“So that was sort of put to one side as something we tried and didn’t perhaps live up to our expectations.”

Interestingly, his admission comes after an eagle-eyed viewer noticed Hamilton appearing to use a similar DAS-style system at the start of his pole lap for the 2018 Hungarian Grand Prix.

In the video, it does appear as though the Mercedes driver pulls the steering wheel towards him entering the main straight though there was no movement of the front tyres and he didn't seem to push it back while braking for Turn 1.

Even so, when the current DAS was seen, there was immediate questions about legality and Red Bull has every intention of protesting against the system if it was used in Australia.

“We’ve seen with the DAS system already that there’s a lot of immediate reaction that it must not be within the rules,” Owen commented.

“But the more people look at it, the more they sort of say, ‘Well, darn, maybe it is in the rules, and why haven’t we seen it before?’.

“Now there’s a desperate panic to try and find the reason why it shouldn’t be within the rules.

“That’s Formula 1 in general.”
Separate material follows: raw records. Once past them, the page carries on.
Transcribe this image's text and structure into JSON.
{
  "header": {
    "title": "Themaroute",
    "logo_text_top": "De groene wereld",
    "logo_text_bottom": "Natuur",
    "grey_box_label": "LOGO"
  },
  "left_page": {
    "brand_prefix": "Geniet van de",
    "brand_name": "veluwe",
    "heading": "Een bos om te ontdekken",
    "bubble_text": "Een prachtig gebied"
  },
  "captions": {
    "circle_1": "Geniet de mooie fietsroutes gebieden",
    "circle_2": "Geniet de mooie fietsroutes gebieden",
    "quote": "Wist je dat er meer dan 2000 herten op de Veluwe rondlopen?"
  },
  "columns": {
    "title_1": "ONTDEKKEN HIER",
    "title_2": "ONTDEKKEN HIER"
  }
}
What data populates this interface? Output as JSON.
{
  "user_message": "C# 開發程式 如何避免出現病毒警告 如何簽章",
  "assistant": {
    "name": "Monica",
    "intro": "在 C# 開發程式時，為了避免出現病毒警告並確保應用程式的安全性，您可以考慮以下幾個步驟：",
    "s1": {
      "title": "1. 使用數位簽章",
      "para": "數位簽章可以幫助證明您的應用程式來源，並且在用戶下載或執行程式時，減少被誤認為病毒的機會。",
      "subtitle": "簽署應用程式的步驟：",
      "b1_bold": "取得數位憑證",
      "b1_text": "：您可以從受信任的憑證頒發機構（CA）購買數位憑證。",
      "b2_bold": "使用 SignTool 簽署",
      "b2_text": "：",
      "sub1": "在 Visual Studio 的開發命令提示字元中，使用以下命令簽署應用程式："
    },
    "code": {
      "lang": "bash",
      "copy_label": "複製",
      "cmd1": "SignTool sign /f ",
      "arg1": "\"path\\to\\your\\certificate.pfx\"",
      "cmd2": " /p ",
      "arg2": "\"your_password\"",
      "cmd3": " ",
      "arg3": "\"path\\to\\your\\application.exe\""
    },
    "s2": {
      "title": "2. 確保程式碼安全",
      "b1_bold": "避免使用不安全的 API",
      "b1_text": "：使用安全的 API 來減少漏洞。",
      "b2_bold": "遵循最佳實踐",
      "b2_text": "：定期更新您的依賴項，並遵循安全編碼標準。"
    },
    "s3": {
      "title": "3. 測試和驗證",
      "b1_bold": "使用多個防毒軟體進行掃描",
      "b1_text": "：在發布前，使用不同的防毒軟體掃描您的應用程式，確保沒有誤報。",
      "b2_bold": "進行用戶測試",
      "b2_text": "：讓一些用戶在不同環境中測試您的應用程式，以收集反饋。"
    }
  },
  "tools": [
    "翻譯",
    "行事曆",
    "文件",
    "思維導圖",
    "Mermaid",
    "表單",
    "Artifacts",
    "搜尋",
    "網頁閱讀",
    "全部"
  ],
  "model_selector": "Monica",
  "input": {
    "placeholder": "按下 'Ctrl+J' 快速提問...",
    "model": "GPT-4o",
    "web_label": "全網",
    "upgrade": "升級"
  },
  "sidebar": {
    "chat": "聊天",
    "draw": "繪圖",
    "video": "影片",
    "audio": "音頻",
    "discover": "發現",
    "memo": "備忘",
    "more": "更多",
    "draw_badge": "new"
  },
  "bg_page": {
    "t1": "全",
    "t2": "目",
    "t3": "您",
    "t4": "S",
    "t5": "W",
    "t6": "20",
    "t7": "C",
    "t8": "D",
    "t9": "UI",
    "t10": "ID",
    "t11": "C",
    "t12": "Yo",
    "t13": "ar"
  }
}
However, the FIA has always maintained DAS is allowed, though will be banned from 2021, and Mercedes admit they too had to tried to find any reason why it might not be permitted in the current regulations.

“The DAS system was really, well, what about if you could do something like this? What do the rules say? And the rules effectively didn’t stop it,” said Owen. “That’s unusual and surprising.

“Then you get into it more and more and more, and say, ‘Well, how would I stop it?’ – you take the opposite approach, and you say, ‘I’m now going to stop someone from having this, what would I do, what are my arguments?’.

“Then you build a system where you thought about what someone else’s arguments would be, and you’ve made it so that it doesn’t effectively trip up on those.”